Data to process: Begin

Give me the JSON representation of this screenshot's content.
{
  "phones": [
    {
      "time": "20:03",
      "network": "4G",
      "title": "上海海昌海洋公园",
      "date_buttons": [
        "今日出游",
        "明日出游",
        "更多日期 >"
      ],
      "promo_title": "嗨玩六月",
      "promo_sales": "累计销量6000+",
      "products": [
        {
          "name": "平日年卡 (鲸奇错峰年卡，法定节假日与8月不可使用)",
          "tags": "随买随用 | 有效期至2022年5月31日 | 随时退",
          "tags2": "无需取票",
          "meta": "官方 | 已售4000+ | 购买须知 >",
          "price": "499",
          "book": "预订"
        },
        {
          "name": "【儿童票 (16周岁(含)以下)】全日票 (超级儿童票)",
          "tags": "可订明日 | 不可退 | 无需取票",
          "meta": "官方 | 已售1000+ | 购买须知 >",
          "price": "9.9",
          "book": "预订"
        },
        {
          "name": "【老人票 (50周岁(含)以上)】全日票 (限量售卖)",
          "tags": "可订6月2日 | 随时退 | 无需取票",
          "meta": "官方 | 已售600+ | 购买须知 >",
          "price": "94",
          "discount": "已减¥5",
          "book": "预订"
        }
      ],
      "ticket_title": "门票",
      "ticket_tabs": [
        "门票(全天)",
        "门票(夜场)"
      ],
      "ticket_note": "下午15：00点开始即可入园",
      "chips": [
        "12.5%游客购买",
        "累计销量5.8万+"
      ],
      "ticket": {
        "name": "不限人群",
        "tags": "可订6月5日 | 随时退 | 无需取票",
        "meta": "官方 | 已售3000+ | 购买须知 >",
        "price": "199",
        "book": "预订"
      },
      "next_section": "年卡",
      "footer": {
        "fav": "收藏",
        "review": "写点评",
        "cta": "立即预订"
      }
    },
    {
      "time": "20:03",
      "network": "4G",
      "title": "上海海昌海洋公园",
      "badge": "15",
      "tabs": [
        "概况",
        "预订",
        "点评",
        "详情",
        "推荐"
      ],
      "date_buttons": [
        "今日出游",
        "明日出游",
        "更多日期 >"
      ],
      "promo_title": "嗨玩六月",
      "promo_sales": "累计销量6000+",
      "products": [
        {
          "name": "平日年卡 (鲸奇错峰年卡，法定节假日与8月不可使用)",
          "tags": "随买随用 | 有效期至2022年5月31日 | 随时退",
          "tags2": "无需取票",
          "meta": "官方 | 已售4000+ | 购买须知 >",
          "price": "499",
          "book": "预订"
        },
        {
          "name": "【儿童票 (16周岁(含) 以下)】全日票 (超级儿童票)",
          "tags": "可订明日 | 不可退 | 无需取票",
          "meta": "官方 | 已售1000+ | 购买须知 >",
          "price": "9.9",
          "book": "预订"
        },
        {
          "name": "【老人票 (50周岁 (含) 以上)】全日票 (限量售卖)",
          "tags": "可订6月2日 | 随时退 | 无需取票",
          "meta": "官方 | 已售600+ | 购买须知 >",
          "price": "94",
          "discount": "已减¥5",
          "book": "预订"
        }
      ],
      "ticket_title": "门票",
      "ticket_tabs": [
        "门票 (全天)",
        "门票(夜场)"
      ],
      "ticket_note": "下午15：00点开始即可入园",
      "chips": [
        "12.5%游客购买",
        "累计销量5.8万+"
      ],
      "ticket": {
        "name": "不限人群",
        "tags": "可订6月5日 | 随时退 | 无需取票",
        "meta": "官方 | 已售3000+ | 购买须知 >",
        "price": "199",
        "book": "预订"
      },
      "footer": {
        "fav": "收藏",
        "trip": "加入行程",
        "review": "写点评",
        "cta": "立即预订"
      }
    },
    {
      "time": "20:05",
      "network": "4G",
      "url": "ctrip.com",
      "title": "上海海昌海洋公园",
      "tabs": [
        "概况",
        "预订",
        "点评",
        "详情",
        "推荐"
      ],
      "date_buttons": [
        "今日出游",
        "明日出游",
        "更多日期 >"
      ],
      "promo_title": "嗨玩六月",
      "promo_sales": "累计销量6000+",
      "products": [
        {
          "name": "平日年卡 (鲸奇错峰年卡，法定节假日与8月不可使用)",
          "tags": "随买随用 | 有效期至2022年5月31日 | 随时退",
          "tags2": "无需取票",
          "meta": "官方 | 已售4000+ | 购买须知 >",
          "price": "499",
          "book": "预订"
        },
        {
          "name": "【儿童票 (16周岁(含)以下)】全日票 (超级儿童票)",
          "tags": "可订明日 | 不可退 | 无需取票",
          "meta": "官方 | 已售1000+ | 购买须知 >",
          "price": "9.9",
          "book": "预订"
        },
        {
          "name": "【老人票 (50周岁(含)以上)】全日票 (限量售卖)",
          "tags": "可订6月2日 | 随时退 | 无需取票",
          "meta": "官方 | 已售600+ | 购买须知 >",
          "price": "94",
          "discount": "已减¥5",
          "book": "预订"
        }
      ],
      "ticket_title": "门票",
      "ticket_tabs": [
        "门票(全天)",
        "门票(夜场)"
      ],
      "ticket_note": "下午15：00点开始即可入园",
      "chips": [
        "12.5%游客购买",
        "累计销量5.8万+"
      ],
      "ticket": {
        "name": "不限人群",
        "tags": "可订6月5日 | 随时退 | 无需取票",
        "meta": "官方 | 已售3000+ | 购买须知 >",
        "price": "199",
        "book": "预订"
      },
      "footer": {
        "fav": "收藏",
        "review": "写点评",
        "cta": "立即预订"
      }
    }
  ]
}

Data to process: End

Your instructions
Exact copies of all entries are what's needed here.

Answer for the task
Give me the JSON representation of this screenshot's content.
{
  "phones": [
    {
      "time": "20:03",
      "network": "4G",
      "title": "上海海昌海洋公园",
      "date_buttons": [
        "今日出游",
        "明日出游",
        "更多日期 >"
      ],
      "promo_title": "嗨玩六月",
      "promo_sales": "累计销量6000+",
      "products": [
        {
          "name": "平日年卡 (鲸奇错峰年卡，法定节假日与8月不可使用)",
          "tags": "随买随用 | 有效期至2022年5月31日 | 随时退",
          "tags2": "无需取票",
          "meta": "官方 | 已售4000+ | 购买须知 >",
          "price": "499",
          "book": "预订"
        },
        {
          "name": "【儿童票 (16周岁(含)以下)】全日票 (超级儿童票)",
          "tags": "可订明日 | 不可退 | 无需取票",
          "meta": "官方 | 已售1000+ | 购买须知 >",
          "price": "9.9",
          "book": "预订"
        },
        {
          "name": "【老人票 (50周岁(含)以上)】全日票 (限量售卖)",
          "tags": "可订6月2日 | 随时退 | 无需取票",
          "meta": "官方 | 已售600+ | 购买须知 >",
          "price": "94",
          "discount": "已减¥5",
          "book": "预订"
        }
      ],
      "ticket_title": "门票",
      "ticket_tabs": [
        "门票(全天)",
        "门票(夜场)"
      ],
      "ticket_note": "下午15：00点开始即可入园",
      "chips": [
        "12.5%游客购买",
        "累计销量5.8万+"
      ],
      "ticket": {
        "name": "不限人群",
        "tags": "可订6月5日 | 随时退 | 无需取票",
        "meta": "官方 | 已售3000+ | 购买须知 >",
        "price": "199",
        "book": "预订"
      },
      "next_section": "年卡",
      "footer": {
        "fav": "收藏",
        "review": "写点评",
        "cta": "立即预订"
      }
    },
    {
      "time": "20:03",
      "network": "4G",
      "title": "上海海昌海洋公园",
      "badge": "15",
      "tabs": [
        "概况",
        "预订",
        "点评",
        "详情",
        "推荐"
      ],
      "date_buttons": [
        "今日出游",
        "明日出游",
        "更多日期 >"
      ],
      "promo_title": "嗨玩六月",
      "promo_sales": "累计销量6000+",
      "products": [
        {
          "name": "平日年卡 (鲸奇错峰年卡，法定节假日与8月不可使用)",
          "tags": "随买随用 | 有效期至2022年5月31日 | 随时退",
          "tags2": "无需取票",
          "meta": "官方 | 已售4000+ | 购买须知 >",
          "price": "499",
          "book": "预订"
        },
        {
          "name": "【儿童票 (16周岁(含) 以下)】全日票 (超级儿童票)",
          "tags": "可订明日 | 不可退 | 无需取票",
          "meta": "官方 | 已售1000+ | 购买须知 >",
          "price": "9.9",
          "book": "预订"
        },
        {
          "name": "【老人票 (50周岁 (含) 以上)】全日票 (限量售卖)",
          "tags": "可订6月2日 | 随时退 | 无需取票",
          "meta": "官方 | 已售600+ | 购买须知 >",
          "price": "94",
          "discount": "已减¥5",
          "book": "预订"
        }
      ],
      "ticket_title": "门票",
      "ticket_tabs": [
        "门票 (全天)",
        "门票(夜场)"
      ],
      "ticket_note": "下午15：00点开始即可入园",
      "chips": [
        "12.5%游客购买",
        "累计销量5.8万+"
      ],
      "ticket": {
        "name": "不限人群",
        "tags": "可订6月5日 | 随时退 | 无需取票",
        "meta": "官方 | 已售3000+ | 购买须知 >",
        "price": "199",
        "book": "预订"
      },
      "footer": {
        "fav": "收藏",
        "trip": "加入行程",
        "review": "写点评",
        "cta": "立即预订"
      }
    },
    {
      "time": "20:05",
      "network": "4G",
      "url": "ctrip.com",
      "title": "上海海昌海洋公园",
      "tabs": [
        "概况",
        "预订",
        "点评",
        "详情",
        "推荐"
      ],
      "date_buttons": [
        "今日出游",
        "明日出游",
        "更多日期 >"
      ],
      "promo_title": "嗨玩六月",
      "promo_sales": "累计销量6000+",
      "products": [
        {
          "name": "平日年卡 (鲸奇错峰年卡，法定节假日与8月不可使用)",
          "tags": "随买随用 | 有效期至2022年5月31日 | 随时退",
          "tags2": "无需取票",
          "meta": "官方 | 已售4000+ | 购买须知 >",
          "price": "499",
          "book": "预订"
        },
        {
          "name": "【儿童票 (16周岁(含)以下)】全日票 (超级儿童票)",
          "tags": "可订明日 | 不可退 | 无需取票",
          "meta": "官方 | 已售1000+ | 购买须知 >",
          "price": "9.9",
          "book": "预订"
        },
        {
          "name": "【老人票 (50周岁(含)以上)】全日票 (限量售卖)",
          "tags": "可订6月2日 | 随时退 | 无需取票",
          "meta": "官方 | 已售600+ | 购买须知 >",
          "price": "94",
          "discount": "已减¥5",
          "book": "预订"
        }
      ],
      "ticket_title": "门票",
      "ticket_tabs": [
        "门票(全天)",
        "门票(夜场)"
      ],
      "ticket_note": "下午15：00点开始即可入园",
      "chips": [
        "12.5%游客购买",
        "累计销量5.8万+"
      ],
      "ticket": {
        "name": "不限人群",
        "tags": "可订6月5日 | 随时退 | 无需取票",
        "meta": "官方 | 已售3000+ | 购买须知 >",
        "price": "199",
        "book": "预订"
      },
      "footer": {
        "fav": "收藏",
        "review": "写点评",
        "cta": "立即预订"
      }
    }
  ]
}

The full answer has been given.